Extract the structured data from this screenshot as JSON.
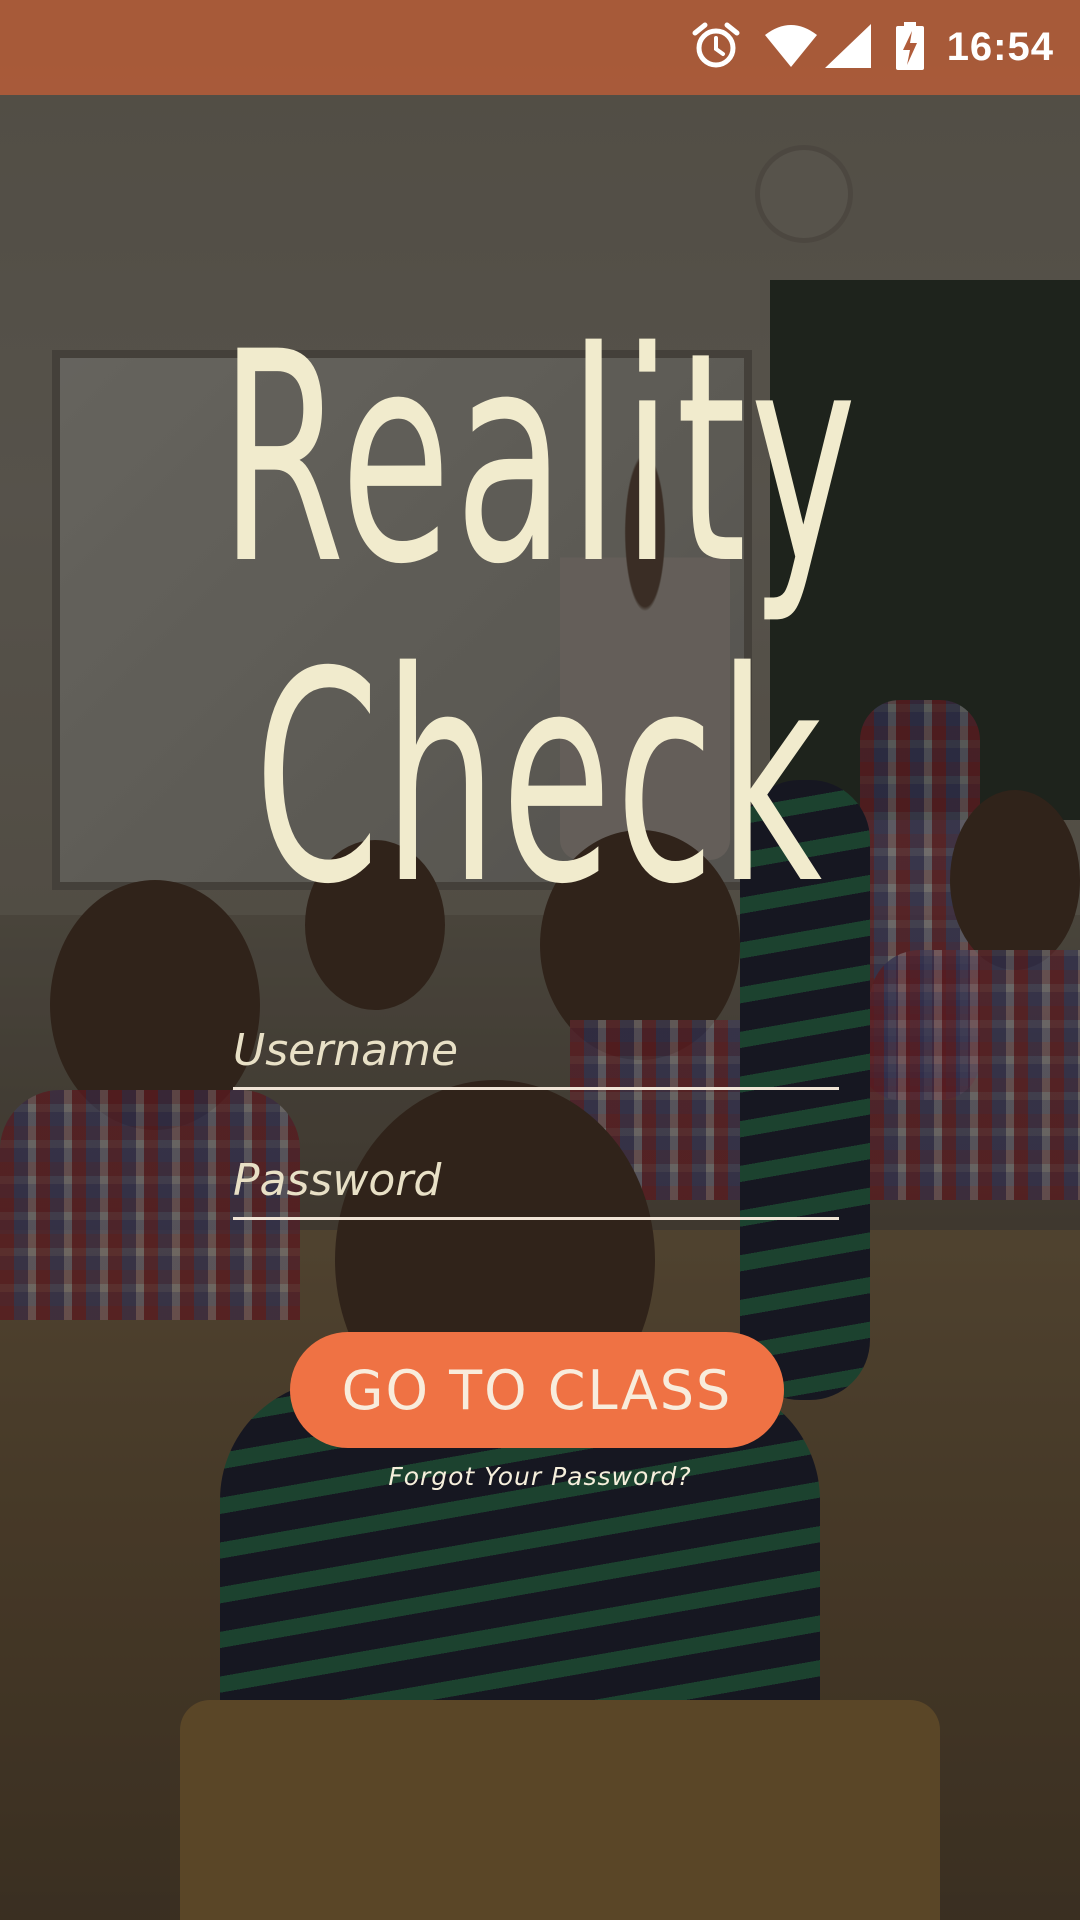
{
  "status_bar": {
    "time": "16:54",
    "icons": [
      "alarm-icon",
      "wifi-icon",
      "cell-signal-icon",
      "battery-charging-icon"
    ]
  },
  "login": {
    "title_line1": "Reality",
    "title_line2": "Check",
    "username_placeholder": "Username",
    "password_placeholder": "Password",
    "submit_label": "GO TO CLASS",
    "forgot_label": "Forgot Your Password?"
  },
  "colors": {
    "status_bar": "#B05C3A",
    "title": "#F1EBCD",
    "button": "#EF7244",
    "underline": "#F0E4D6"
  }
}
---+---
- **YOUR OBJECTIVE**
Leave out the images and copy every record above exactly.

- **WRITTEN REPLY**
Extract the structured data from this screenshot as JSON.
{
  "status_bar": {
    "time": "16:54",
    "icons": [
      "alarm-icon",
      "wifi-icon",
      "cell-signal-icon",
      "battery-charging-icon"
    ]
  },
  "login": {
    "title_line1": "Reality",
    "title_line2": "Check",
    "username_placeholder": "Username",
    "password_placeholder": "Password",
    "submit_label": "GO TO CLASS",
    "forgot_label": "Forgot Your Password?"
  },
  "colors": {
    "status_bar": "#B05C3A",
    "title": "#F1EBCD",
    "button": "#EF7244",
    "underline": "#F0E4D6"
  }
}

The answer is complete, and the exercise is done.